Adult Tachycardia With a Pulse Algorithm

This flowchart depicts the Adult Tachycardia with a Pulse Algorithm. It consists of numbered boxes and hexagons linked together with arrows, as well as an inset table to the right. It originates at the top with box number 1. This orange box instructs, “Assess appropriateness for clinical condition. Heart rate typically greater than or equal to 150 beats per minute if tachyarrhythmia.” From here, an arrow points downward to box 2. This green box is titled, “Identify and treat underlying cause.” It contains three main points:
  • Maintain patent airway; assist breathing as necessary.
  • Oxygen (if hypoxemic).
  • Cardiac monitor to identify rhythm; monitor blood pressure and oximetry.
This points downward to a red hexagon, which asks: “Persistent tachyarrhythmia causing: Hypotension? Acutely altered mental status? Signs of shock? Ischemic chest discomfort? Acute heart failure?” If the answer is “Yes,” an arrow points to the right to box 4. This green box is titled “Synchronized cardioversion.” It contains two points of text:
  • Consider sedation.
  • If regular narrow complex, consider adenosine.
However, if the answer is “No,” an arrow points downward to another red hexagon that asks, “Wide QRS? Greater than or equal to 0.12 second.” If the answer is “Yes,” an arrow points to the right to box 6. This green box contains four points:
  • I.V. access and 12-lead ECG if available.
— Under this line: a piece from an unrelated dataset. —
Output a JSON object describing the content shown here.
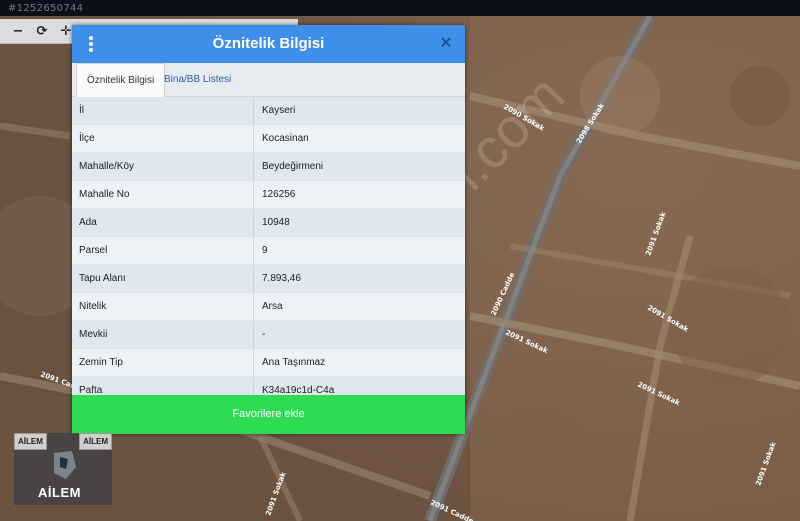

  • Consider adenosine only if regular and monomorphic.
  • Consider antiarrythmic infusion.
  • Consider expert consultation.
If the answer is “No,” an arrow points downward to box 7. This green box contains five points:
  • I.V. access and 12-lead ECG if available.
  • Vagal maneuvers.
  • Adenosine (if regular).
  • Beta-blocker or calcium channel blocker.
  • Consider expert consultation.
The inset table has three rows. The first one contains the title: “Doses or Details.” The second row begins with “Synchronized cardioversion” in bold followed by this text: “Initial recommended doses:
  • Narrow regular: 50 to 100 Joules.
  • Narrow irregular: 120 to 200 Joules biphasic or 200 Joules monophasic.
  • Wide regular: 100 joules.
  • Wide irregular: defibrillation dose (not synchronized).
Then it says in bold, “Adenosine IV dose.” Text goes on to say: “First dose: 6 milligram rapid I.V. push; follow with NS flush. Second dose: 12 milligrams if required.” The third row begins with “Antiarrhythmic Infusions for Stable Wide-QRS Tachycardia” in bold italic text. Bold text then says, “Procainamide I.V. dose.” Its text instructs, “20 to 50 milligrams per minute until arrhythmia suppressed, hypotension ensues, QRS duration increases more than 50 percent, or maximum dose 17 milligrams per kilogram given. Maintenance infusion: 1 to 4 milligrams per minute. Avoid if prolonged QT or CHF.” Bold text then says, “Amiodarone I.V. dose.” Text then instructs, “First dose: 150 milligrams over 10 minutes. Repeat as needed if VT recurs. Follow by maintenance infusion of 1 milligram per minute for first 6 hours.” The text “Sotalol I.V. dose” appears in bold. This is followed by, “100 milligrams (or 1.5 milligrams per kilogram) over 5 minutes. Avoid if prolonged QT.” This figure is copyright 2015 by the American Heart Association.